Of course, the women aren't so bad either, from Addison to Bailey. In fact, it's a major irony that the star of the show, the one all the men are supposedly hot for, is easily the least attractive of the lot. (Note to Ellen Pompeo: please eat two cheeseburgers and do something about your stringy hair.)

Meanwhile, over at Heroes, sure the plot is fascinating, the superpowers are cool, yadda yadda. But man, those guys really bring the pretty. Mohinder, you can put me on your list anytime. Isaac, I like you clean; also dirty. Peter, come here and let me tuck those bangs behind your ears. Hiro? Go sit over there next to George and I'll bring you some cookies in a minute.

Monday, January 29, 2007

Attack of the Blogosphere!

I read a lot of books. A lot. The time that most people spend on pesky activities like managing their investment portfolios, supervising their kids' education, or cleaning the house, I spend reading.

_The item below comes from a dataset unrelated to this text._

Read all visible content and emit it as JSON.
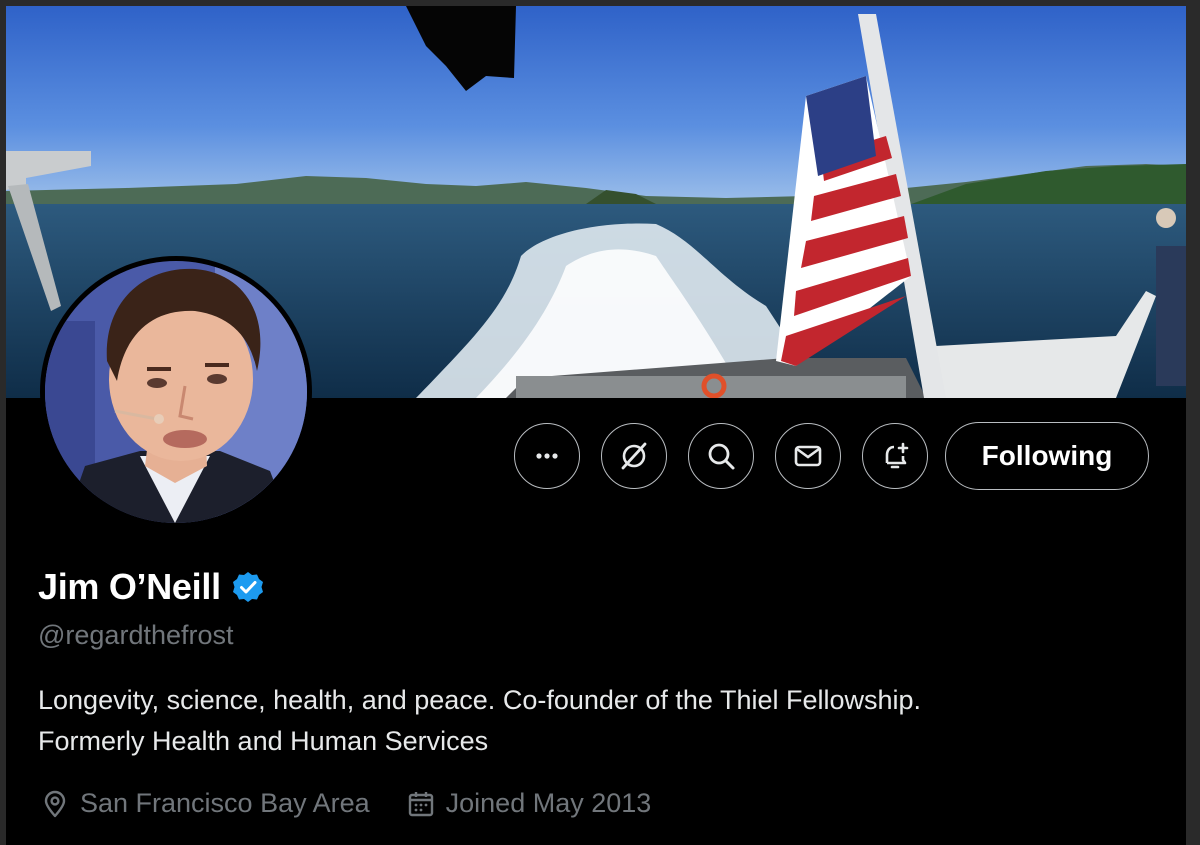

I mainly read fantasy and mysteries, but I'm also interested in history, particularly regarding Queen Elizabeth I, 19th century women's fiction, and anything else that might catch my eye. I average about two books a week, not counting the ones I read online.

And when I'm not reading, I'm usually watching old movies. It's not true, as my brother claims, that the moldier they are, the better I like them. I like movies that were made within my lifetime too -- witness the title of this blog, which comes from the comedy classic The In-Laws. But I won't deny that I think the '30s and '40s rule, and everything took a sharp downturn beginning in the '50s.

And when I'm not watching old movies, I generally can find something else on TV to waste too much time on. I have enduring loves -- Antiques Roadshow, Project Runway, Veronica Mars -- and sudden enthusiasms -- Grey's Anatomy, Ugly Betty. I care whether Lorelai Gilmore winds up with Luke (she'd better!) or who's on Mohinder's list and what they can do. On the other hand, I'm past caring what's up with the Lostaways or watching Aaron Sorkin work out his issues on Studio 60 on the Sunset Strip.

I've got a lot of opinions about the things I read and watch. A lot. But nobody in my world is really interested in hearing me hold forth about sexual politics and religion in the Wheel of Time saga by Robert Jordan or why the people responsible for the movie Elizabeth should be eliminated from the planet. For years I've kept it all inside, sloshing around in my head. But suddenly I realized that, due to the magic of the Internet, I could bore hundreds of perfect strangers with this stuff!

So that's what I'm here to do.

There's probably a couple of things you should know about me as a critic. First of all, when I don't like something, I'll let you know. I don't subscribe to the Harriet Klausner school of reviewing -- has she ever given a book under five stars? Lack of discrimination, whether positive or negative, is lazy and untrustworthy, and judging what's bad and why is useful in understanding and appreciating the good.

Also, I give spoilers. If I need to tell you that the end of a book completely contradicts the premise, I'm going to spell it out for you without stopping to worry about giving things away. Consider this your all-purpose spoiler warning.

I think that's all for now. As my sister would say, let's move the plot along, shall we?